The aviation workforce is dominated by twin otters in Antarctica. Bigger planes like the C17 and C130 ship cargo into the continent, but when it comes to working on the continent, the twin otters are unrivaled. They have a short take off and landing distance and are equipped with both wheels and skis. This allows them to land nearly anywhere on the continent.
Typically twin otters are flown with two pilots, a captain and a copilot. However the British Antarctic Survey (BAS) flies with one pilot, leaving the copilot seat open. This means you get to sit in the copilot seat and FLY THE PLANE.
Mark was the pilot on one of my flights, and he’s a flight instructor when he’s not flying in Antarctica. Mark let me have full control of the plane, so I banked around for a while, images of Top Gun playing in my mind. The view from the cockpit was amazing, providing a vista of the mountains and glaciers of Antarctica.
Looking around the cockpit, I noticed a knob next to Mark’s seat and asked him what it did. Mark said “It’s a trim knob. It’s useful for when an engine goes out.” He then reaches up and says “Ok, hold on…” He pulled a lever and the sound of the right engine dies. We start banking to the right. “Notice how we’re turning right now?” he asked calmly.
“UHH…YES MARK I DO…”
“Ok, push that pedal by your feet.”
“UMM. SURE MARK.” I calmly replied.
“Notice how we’re straightening out now? But you have to put a lot of pressure on the pedal to keep it straight. Imagine if we needed to fly hours with a dead engine. That would be very tiring.”

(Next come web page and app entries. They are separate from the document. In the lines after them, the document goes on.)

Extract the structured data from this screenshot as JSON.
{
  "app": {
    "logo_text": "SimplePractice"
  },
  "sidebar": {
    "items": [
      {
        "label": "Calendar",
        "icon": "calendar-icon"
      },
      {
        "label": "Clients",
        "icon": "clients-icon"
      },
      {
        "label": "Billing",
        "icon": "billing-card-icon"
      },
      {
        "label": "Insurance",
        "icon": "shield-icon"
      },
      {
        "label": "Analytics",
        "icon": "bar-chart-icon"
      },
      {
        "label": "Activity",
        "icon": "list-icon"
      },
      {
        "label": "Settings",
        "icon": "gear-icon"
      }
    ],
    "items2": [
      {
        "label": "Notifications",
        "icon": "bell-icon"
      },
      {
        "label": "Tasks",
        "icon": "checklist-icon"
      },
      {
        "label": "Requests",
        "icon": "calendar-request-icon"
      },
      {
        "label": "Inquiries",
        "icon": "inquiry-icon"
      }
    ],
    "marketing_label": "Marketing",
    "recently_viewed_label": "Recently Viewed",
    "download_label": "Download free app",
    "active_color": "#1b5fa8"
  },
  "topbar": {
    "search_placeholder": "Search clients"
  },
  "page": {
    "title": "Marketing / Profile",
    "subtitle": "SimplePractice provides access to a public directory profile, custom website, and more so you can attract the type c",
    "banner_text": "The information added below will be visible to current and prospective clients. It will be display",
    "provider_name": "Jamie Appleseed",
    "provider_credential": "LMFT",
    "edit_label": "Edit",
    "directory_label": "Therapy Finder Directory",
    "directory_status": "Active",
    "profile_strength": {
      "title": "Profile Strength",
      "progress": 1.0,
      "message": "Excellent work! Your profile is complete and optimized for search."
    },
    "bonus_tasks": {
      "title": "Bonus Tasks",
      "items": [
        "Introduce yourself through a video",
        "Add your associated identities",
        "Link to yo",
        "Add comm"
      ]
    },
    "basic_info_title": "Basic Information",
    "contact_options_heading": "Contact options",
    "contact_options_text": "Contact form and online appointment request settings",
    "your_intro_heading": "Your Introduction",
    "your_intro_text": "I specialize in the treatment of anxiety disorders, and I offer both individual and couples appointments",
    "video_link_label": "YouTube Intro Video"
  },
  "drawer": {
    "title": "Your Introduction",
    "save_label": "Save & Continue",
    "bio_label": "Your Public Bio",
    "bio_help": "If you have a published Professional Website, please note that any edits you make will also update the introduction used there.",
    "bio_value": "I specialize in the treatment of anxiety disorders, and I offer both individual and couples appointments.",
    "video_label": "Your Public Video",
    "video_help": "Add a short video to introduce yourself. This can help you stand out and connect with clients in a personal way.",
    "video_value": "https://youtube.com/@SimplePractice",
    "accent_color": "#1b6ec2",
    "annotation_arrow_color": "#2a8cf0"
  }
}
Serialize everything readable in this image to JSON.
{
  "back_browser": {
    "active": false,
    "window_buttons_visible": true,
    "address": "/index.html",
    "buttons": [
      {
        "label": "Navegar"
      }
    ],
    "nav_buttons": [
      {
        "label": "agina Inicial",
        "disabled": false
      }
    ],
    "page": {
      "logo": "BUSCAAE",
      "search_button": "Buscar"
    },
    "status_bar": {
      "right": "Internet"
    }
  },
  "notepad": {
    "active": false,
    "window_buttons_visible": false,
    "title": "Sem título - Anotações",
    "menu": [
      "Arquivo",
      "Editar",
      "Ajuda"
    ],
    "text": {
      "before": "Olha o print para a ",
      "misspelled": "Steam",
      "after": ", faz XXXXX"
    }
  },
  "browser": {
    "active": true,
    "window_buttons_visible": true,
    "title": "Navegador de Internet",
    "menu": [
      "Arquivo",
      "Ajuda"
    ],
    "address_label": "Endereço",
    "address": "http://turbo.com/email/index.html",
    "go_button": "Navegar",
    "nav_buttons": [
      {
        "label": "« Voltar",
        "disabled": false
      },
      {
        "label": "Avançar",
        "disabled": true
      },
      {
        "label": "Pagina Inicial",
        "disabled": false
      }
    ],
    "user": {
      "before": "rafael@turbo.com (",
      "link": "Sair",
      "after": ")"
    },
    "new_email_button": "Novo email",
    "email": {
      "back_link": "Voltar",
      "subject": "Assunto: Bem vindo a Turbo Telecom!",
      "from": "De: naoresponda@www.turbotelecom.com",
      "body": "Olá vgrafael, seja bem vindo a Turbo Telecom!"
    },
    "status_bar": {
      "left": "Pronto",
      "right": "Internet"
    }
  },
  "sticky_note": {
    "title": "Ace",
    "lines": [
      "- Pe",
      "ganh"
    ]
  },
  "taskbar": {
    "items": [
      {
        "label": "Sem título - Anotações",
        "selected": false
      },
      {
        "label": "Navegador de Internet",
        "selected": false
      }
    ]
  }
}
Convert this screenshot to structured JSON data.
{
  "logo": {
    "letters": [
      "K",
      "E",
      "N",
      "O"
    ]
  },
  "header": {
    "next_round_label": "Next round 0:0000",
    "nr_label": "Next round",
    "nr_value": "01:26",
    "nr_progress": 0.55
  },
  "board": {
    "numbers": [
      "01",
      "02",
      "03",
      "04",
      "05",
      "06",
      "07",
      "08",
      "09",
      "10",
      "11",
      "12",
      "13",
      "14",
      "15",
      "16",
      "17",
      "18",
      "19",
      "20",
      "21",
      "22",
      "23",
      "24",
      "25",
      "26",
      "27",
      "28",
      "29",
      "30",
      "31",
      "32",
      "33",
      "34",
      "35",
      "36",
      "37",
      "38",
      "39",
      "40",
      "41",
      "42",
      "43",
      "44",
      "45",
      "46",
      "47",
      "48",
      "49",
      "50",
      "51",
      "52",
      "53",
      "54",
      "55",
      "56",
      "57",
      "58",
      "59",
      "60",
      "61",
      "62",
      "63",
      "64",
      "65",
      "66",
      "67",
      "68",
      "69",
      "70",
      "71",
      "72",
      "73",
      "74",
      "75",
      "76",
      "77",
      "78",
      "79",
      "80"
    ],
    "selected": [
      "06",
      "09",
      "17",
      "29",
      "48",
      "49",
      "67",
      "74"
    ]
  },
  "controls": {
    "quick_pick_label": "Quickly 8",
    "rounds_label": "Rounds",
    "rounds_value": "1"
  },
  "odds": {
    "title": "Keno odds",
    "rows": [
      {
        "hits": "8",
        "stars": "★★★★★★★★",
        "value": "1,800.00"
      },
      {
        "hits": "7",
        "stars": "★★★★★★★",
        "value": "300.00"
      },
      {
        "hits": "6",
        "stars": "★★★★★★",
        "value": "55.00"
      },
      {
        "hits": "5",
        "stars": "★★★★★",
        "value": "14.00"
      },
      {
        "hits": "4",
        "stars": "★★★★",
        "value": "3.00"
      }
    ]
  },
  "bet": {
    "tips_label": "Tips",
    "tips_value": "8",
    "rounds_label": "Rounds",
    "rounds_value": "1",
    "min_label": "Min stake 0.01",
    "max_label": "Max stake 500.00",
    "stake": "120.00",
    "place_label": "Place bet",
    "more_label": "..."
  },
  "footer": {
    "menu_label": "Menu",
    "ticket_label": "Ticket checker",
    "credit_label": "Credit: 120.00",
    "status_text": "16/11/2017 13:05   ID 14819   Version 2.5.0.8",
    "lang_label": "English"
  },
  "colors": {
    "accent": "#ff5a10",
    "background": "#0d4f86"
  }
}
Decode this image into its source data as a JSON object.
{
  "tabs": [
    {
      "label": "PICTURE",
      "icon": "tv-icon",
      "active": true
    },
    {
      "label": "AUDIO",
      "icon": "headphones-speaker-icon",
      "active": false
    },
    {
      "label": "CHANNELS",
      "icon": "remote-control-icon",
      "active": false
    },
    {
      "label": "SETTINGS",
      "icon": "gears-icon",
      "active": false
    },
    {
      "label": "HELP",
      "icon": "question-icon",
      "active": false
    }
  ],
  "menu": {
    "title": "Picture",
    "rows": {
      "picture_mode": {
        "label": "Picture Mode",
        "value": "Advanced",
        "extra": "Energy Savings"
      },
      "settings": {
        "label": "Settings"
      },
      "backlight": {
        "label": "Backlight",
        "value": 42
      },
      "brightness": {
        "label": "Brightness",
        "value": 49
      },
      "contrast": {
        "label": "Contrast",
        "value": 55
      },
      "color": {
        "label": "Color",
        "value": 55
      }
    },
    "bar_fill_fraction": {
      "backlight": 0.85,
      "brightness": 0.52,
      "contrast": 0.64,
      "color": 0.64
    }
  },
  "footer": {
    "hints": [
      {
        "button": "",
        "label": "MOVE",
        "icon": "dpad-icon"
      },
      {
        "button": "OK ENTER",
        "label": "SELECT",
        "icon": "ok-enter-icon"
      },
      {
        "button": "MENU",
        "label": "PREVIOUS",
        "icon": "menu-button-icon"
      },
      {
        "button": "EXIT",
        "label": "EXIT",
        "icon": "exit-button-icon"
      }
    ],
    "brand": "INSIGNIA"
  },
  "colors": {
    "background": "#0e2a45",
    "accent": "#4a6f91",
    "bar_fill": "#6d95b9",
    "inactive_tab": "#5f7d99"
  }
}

“…why are we flying with a dead engine for hours?”
Mark ignored my obviously stupid question. “Now if we turn this knob, it trims the rear rudder so we can fly straight with a dead engine and your leg won’t get tired. Now let go of the pedals.” And sure enough we were flying straight.
Mark eventually brought back power to the right engine, and I flew on for the remainder of the trip. We approached our destination, and Mark asked me to bring it down through a clearing in the clouds, making sure to avoid the mountain to my left. I started to wonder if he knew this was my first time flying.
Fortunately he took the controls as we descended below 2000 feet. We banked around and lined up to land on the blue ice runway at Sky Blu. At Sky Blu, the runway leads directly into a mountain, so from the cockpit you see yourself jetting towards a mountain at 80 knots, hoping that you stop before you hit it. Of course Mark is an expert and brought us down with probably a kilometer to spare.